Four types — ESE and EIE, and also SEI and IEI — have extraverted ethics in their ego block and can be said to be highly aware of (have control over) their external self-expression. They are able to consciously stick out in the way they say things or express their internal state and feel confident drawing attention to their extraverted ethics, whether or not it matches the sentiments of the group at the moment. They are comfortable being more animated than others in a situation or displaying emotions that don't fit in with those of other people. They use their own expressiveness to guide other people's internal experiences and help them experience a wider range of passions and more intense feelings. The types that respond to this best have emotive ethics in their Super-id block (ILE, LII, LSI, and SLE).

extraverted ethics types are people of passion. Their feelings of love and admiration, and of disgust and hatred, are "full-blown." extraverted ethics types like to discuss these passions and to analyze and discuss their own and others' feelings — not necessarily to change them, but more to bring them out in the open and understand them in order to base one's actions on one's true passions. extraverted ethics types strive for extraverted ethics integrity, just as every type strives to make his base function the conscious foundation of his existence. extraverted ethics types like to help others talk about and come to terms with their passions (strong inner sentiments) and especially enjoy it when introverted logic types help structure their feelings and their causes and draw logical conclusions from them. This "structuring" does not at all have to involve a sort of "psychoanalysis session," but usually occurs spontaneously as the introverted logic type responds to the extraverted ethics type's sentiments by putting them into categories and treating them as subjects worthy of logical analysis.
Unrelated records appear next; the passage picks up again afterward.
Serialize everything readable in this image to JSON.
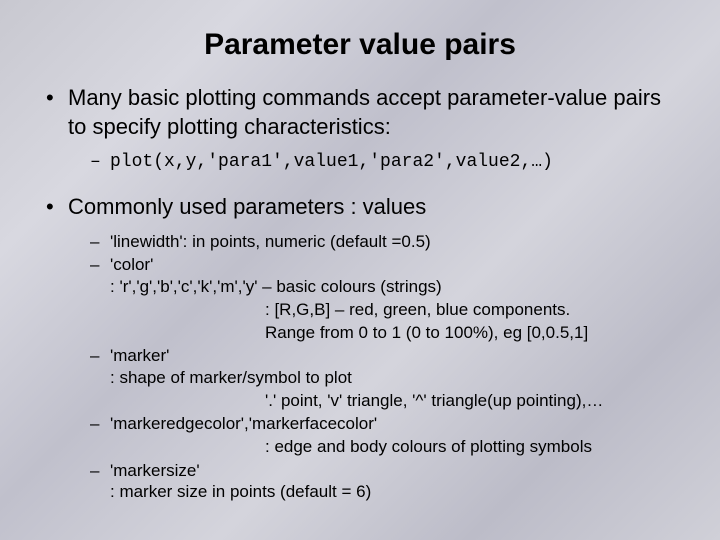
{
  "title": "Parameter value pairs",
  "intro": "Many basic plotting commands accept parameter-value pairs to specify plotting characteristics:",
  "plotexample": "plot(x,y,'para1',value1,'para2',value2,…)",
  "section2": "Commonly used parameters : values",
  "p_linewidth": "'linewidth': in points, numeric (default =0.5)",
  "p_color_name": "'color'",
  "p_color_v1": ": 'r','g','b','c','k','m','y' – basic colours (strings)",
  "p_color_v2": ": [R,G,B] – red, green, blue components.",
  "p_color_v3": "  Range from 0 to 1 (0 to 100%), eg [0,0.5,1]",
  "p_marker_name": "'marker'",
  "p_marker_v1": ": shape of marker/symbol to plot",
  "p_marker_v2": "  '.' point, 'v' triangle, '^' triangle(up pointing),…",
  "p_mec": "'markeredgecolor','markerfacecolor'",
  "p_mec_v": ": edge and body colours of plotting symbols",
  "p_msize_name": "'markersize'",
  "p_msize_v": ": marker size in points (default = 6)"
}
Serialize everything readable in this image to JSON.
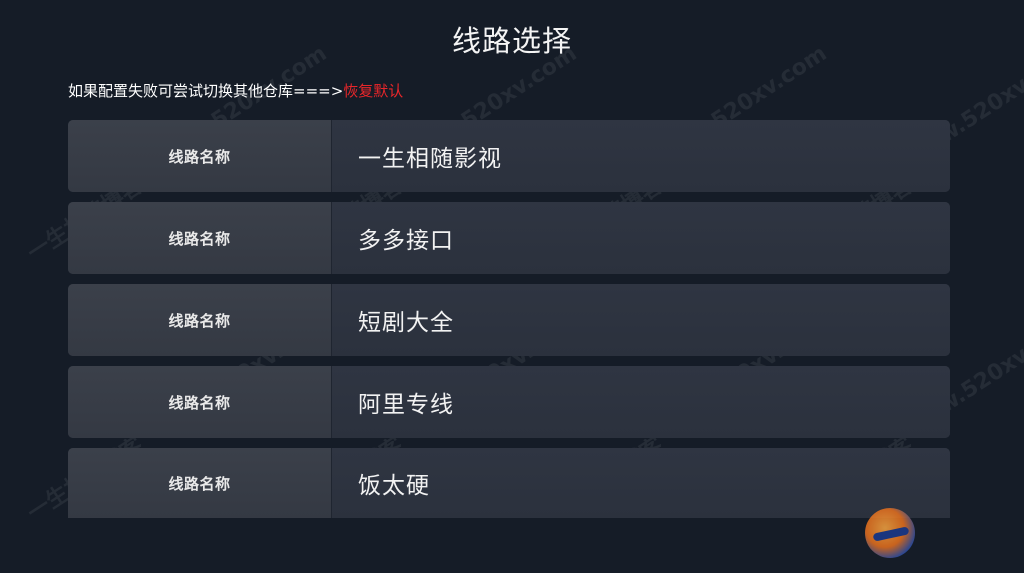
{
  "header": {
    "title": "线路选择"
  },
  "hint": {
    "text": "如果配置失败可尝试切换其他仓库===>",
    "restore_label": "恢复默认"
  },
  "routes": [
    {
      "label": "线路名称",
      "name": "一生相随影视"
    },
    {
      "label": "线路名称",
      "name": "多多接口"
    },
    {
      "label": "线路名称",
      "name": "短剧大全"
    },
    {
      "label": "线路名称",
      "name": "阿里专线"
    },
    {
      "label": "线路名称",
      "name": "饭太硬"
    }
  ],
  "watermark": {
    "site": "www.520xv.com",
    "blog": "一生相随博客"
  }
}
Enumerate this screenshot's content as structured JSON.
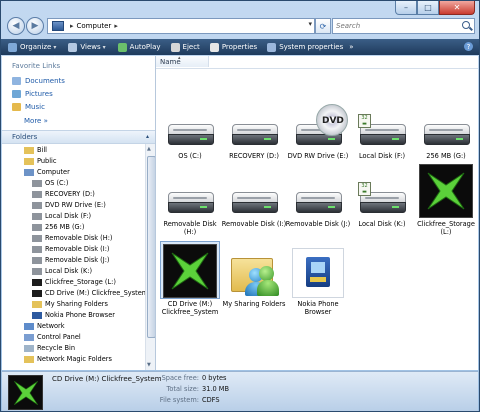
{
  "window": {
    "caption_buttons": {
      "minimize": "–",
      "maximize": "□",
      "close": "✕"
    }
  },
  "address": {
    "breadcrumb_item": "Computer",
    "breadcrumb_arrow": "▸",
    "search_placeholder": "Search"
  },
  "toolbar": {
    "items": [
      {
        "label": "Organize",
        "has_menu": true
      },
      {
        "label": "Views",
        "has_menu": true
      },
      {
        "label": "AutoPlay",
        "has_menu": false
      },
      {
        "label": "Eject",
        "has_menu": false
      },
      {
        "label": "Properties",
        "has_menu": false
      },
      {
        "label": "System properties",
        "has_menu": false
      }
    ],
    "overflow": "»",
    "help": "?"
  },
  "favorites": {
    "heading": "Favorite Links",
    "items": [
      {
        "label": "Documents"
      },
      {
        "label": "Pictures"
      },
      {
        "label": "Music"
      }
    ],
    "more": "More »"
  },
  "folders": {
    "heading": "Folders",
    "tree": [
      {
        "label": "Bill",
        "indent": 1
      },
      {
        "label": "Public",
        "indent": 1
      },
      {
        "label": "Computer",
        "indent": 1
      },
      {
        "label": "OS (C:)",
        "indent": 2
      },
      {
        "label": "RECOVERY (D:)",
        "indent": 2
      },
      {
        "label": "DVD RW Drive (E:)",
        "indent": 2
      },
      {
        "label": "Local Disk (F:)",
        "indent": 2
      },
      {
        "label": "256 MB (G:)",
        "indent": 2
      },
      {
        "label": "Removable Disk (H:)",
        "indent": 2
      },
      {
        "label": "Removable Disk (I:)",
        "indent": 2
      },
      {
        "label": "Removable Disk (J:)",
        "indent": 2
      },
      {
        "label": "Local Disk (K:)",
        "indent": 2
      },
      {
        "label": "Clickfree_Storage (L:)",
        "indent": 2
      },
      {
        "label": "CD Drive (M:) Clickfree_System",
        "indent": 2
      },
      {
        "label": "My Sharing Folders",
        "indent": 2
      },
      {
        "label": "Nokia Phone Browser",
        "indent": 2
      },
      {
        "label": "Network",
        "indent": 1
      },
      {
        "label": "Control Panel",
        "indent": 1
      },
      {
        "label": "Recycle Bin",
        "indent": 1
      },
      {
        "label": "Network Magic Folders",
        "indent": 1
      }
    ]
  },
  "main": {
    "column_name": "Name",
    "items": [
      {
        "label": "OS (C:)",
        "kind": "drive"
      },
      {
        "label": "RECOVERY (D:)",
        "kind": "drive"
      },
      {
        "label": "DVD RW Drive (E:)",
        "kind": "dvd",
        "disc_text": "DVD"
      },
      {
        "label": "Local Disk (F:)",
        "kind": "drive-badge"
      },
      {
        "label": "256 MB (G:)",
        "kind": "drive"
      },
      {
        "label": "Removable Disk (H:)",
        "kind": "drive"
      },
      {
        "label": "Removable Disk (I:)",
        "kind": "drive"
      },
      {
        "label": "Removable Disk (J:)",
        "kind": "drive"
      },
      {
        "label": "Local Disk (K:)",
        "kind": "drive-badge"
      },
      {
        "label": "Clickfree_Storage (L:)",
        "kind": "clickfree"
      },
      {
        "label": "CD Drive (M:) Clickfree_System",
        "kind": "clickfree",
        "selected": true
      },
      {
        "label": "My Sharing Folders",
        "kind": "sharing"
      },
      {
        "label": "Nokia Phone Browser",
        "kind": "nokia"
      }
    ]
  },
  "status": {
    "name": "CD Drive (M:) Clickfree_System",
    "space_free_label": "Space free:",
    "space_free": "0 bytes",
    "total_size_label": "Total size:",
    "total_size": "31.0 MB",
    "file_system_label": "File system:",
    "file_system": "CDFS"
  },
  "colors": {
    "accent": "#1e5aa8",
    "toolbar": "#2c4a6e",
    "clickfree_green": "#5bd13a"
  }
}
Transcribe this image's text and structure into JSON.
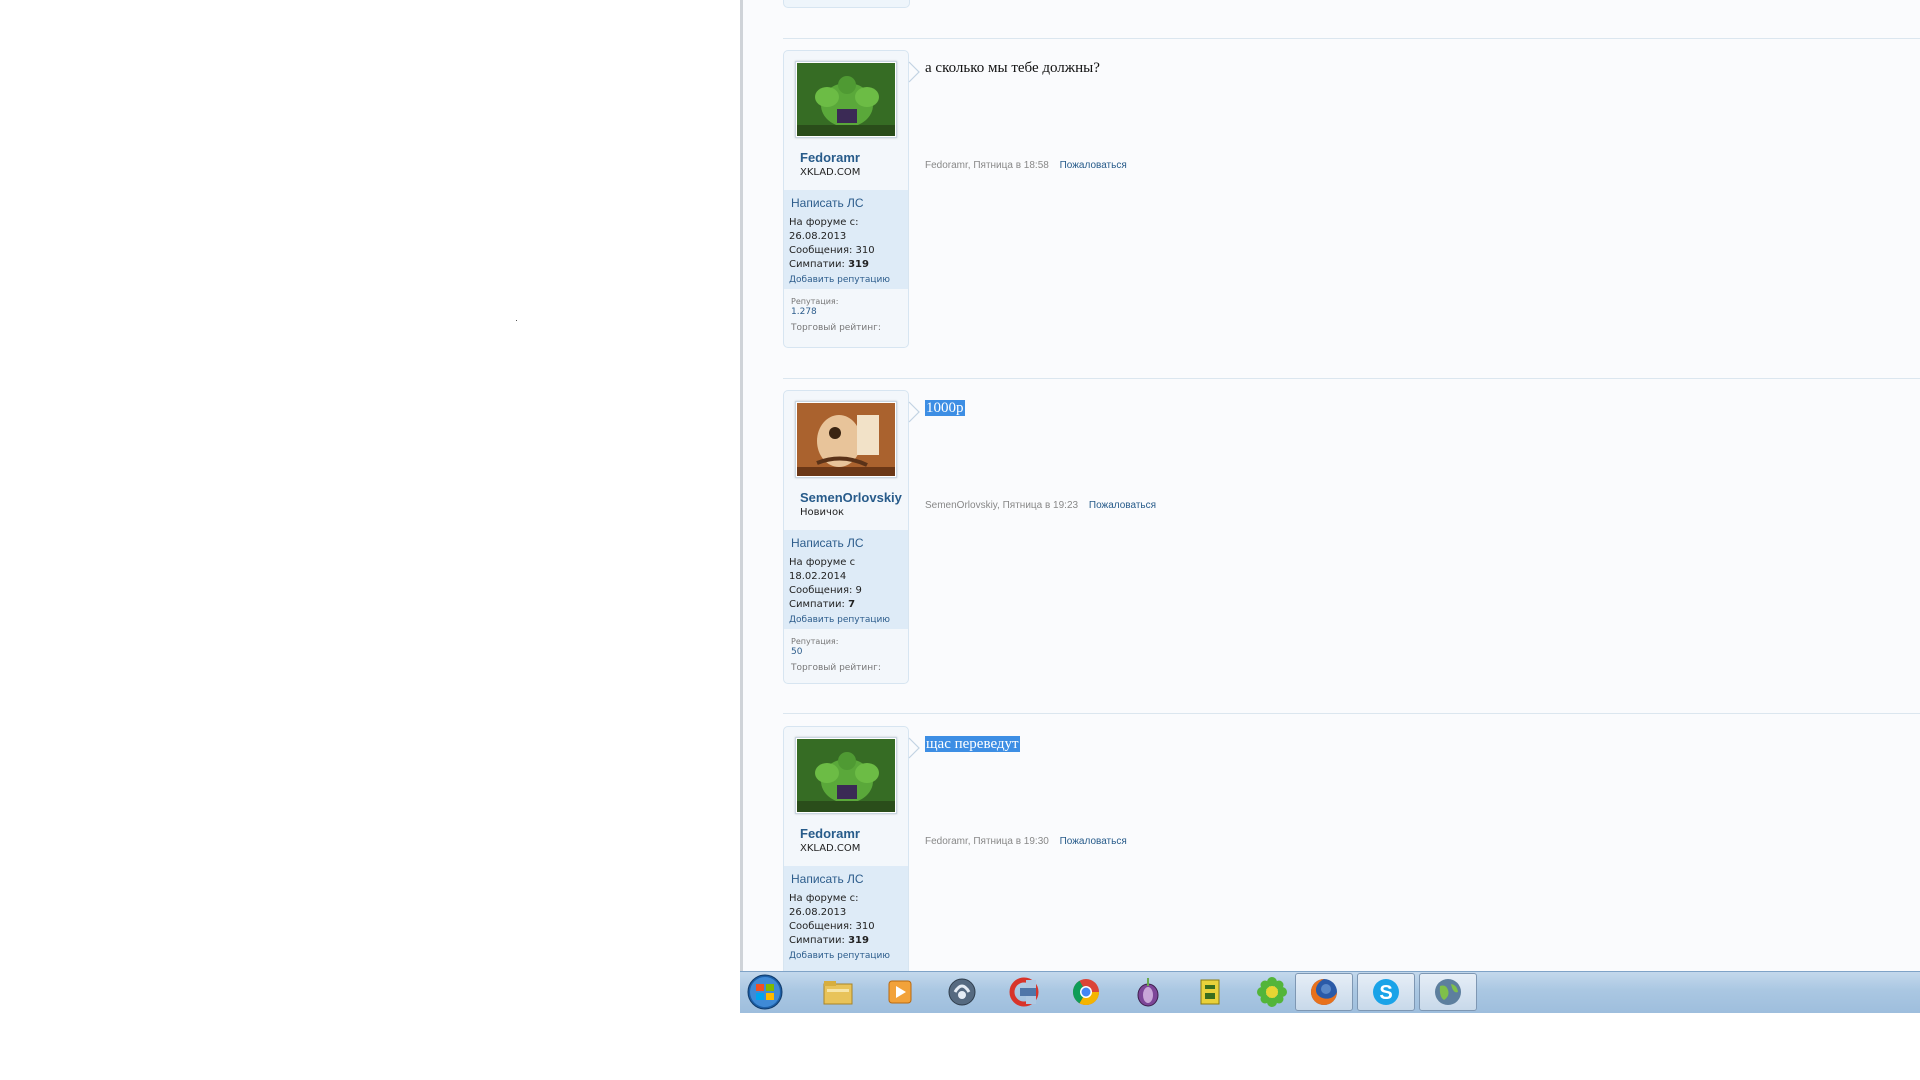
{
  "posts": [
    {
      "username": "Fedoramr",
      "user_title": "XKLAD.COM",
      "pm_label": "Написать ЛС",
      "joined": "На форуме с:",
      "joined_date": "26.08.2013",
      "messages": "Сообщения: 310",
      "likes_label": "Симпатии:",
      "likes_value": "319",
      "add_rep": "Добавить репутацию",
      "rep_label": "Репутация:",
      "rep_value": "1.278",
      "trade_label": "Торговый рейтинг:",
      "text": "а сколько мы тебе должны?",
      "meta": "Fedoramr, Пятница в 18:58",
      "report": "Пожаловаться"
    },
    {
      "username": "SemenOrlovskiy",
      "user_title": "Новичок",
      "pm_label": "Написать ЛС",
      "joined": "На форуме с",
      "joined_date": "18.02.2014",
      "messages": "Сообщения: 9",
      "likes_label": "Симпатии:",
      "likes_value": "7",
      "add_rep": "Добавить репутацию",
      "rep_label": "Репутация:",
      "rep_value": "50",
      "trade_label": "Торговый рейтинг:",
      "text": "1000р",
      "meta": "SemenOrlovskiy, Пятница в 19:23",
      "report": "Пожаловаться"
    },
    {
      "username": "Fedoramr",
      "user_title": "XKLAD.COM",
      "pm_label": "Написать ЛС",
      "joined": "На форуме с:",
      "joined_date": "26.08.2013",
      "messages": "Сообщения: 310",
      "likes_label": "Симпатии:",
      "likes_value": "319",
      "add_rep": "Добавить репутацию",
      "text": "щас переведут",
      "meta": "Fedoramr, Пятница в 19:30",
      "report": "Пожаловаться"
    }
  ],
  "taskbar": {
    "items": [
      "start-orb",
      "explorer-icon",
      "media-player-icon",
      "teamspeak-icon",
      "ccleaner-icon",
      "chrome-icon",
      "tor-icon",
      "game-launcher-icon",
      "icq-icon",
      "firefox-icon",
      "skype-icon",
      "network-globe-icon"
    ],
    "active": [
      "firefox-icon",
      "skype-icon",
      "network-globe-icon"
    ]
  },
  "colors": {
    "link": "#2d5d8c",
    "username": "#275b8a",
    "selection": "#3d8ee4",
    "userbox_bg": "#f3f7fb",
    "extra_bg": "#deebf7"
  }
}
Why is extraverted ethics considered a rational element? Because the forms of emotional expressions described above are all discrete — an intonation here, a gesture there, a cough here, a sudden frown there. EIEs and ESEs often seem abrupt because they constantly send out these discrete signals, without smooth transitions between them.

Dominant extraverted ethics at the group level is related to collective emotional experiences and serves to bind and unite people. When extraverted ethics is at the forefront, the group is in emotional sync. People actively and externally express the group sentiments and emotional state of the moment — for example, by sharing thoughts, experiences, and stories with uncommon animation or artisticism or by mirroring group emotions (whether positive or negative) on their faces and in their body language. In this state, the collective focus is on the external mode of expression of thoughts and feelings — not on their content, sensibility, or usefulness.




08/03/2006 George
Great article, Rick.  I loved the Extraverted Intuition one as well.  I'd love to see your take on the Introverted variations of these functions, as well as any others you feel comfortable dictating.  I feel more comfortable applying these descriptions to "real life" than any others I have seen.
08/03/2006 Joy
Thanks Rick, that was a great article. I agree with George in that it's easier to apply your descriptions to real life situations than the more abstract descriptions I've read. It also makes it easier to describe exactly why I am not a member of a quadra that has extraverted ethics in their quadra values.
10/06/2008 Justin Marsh
First, as someone with Fe in my ego block, thank you for this article--it makes a lot of sense to me.

I have one question... You write, "just as every type strives to make his base function the conscious foundation of his existence."

How does one make Ni--perhaps the most difficult element to explain--the basis of his existence..? That is to say, how will it manifest?

Thank you again for this extraordinary site. Yours, -Justin (JuJu on the.16types.info)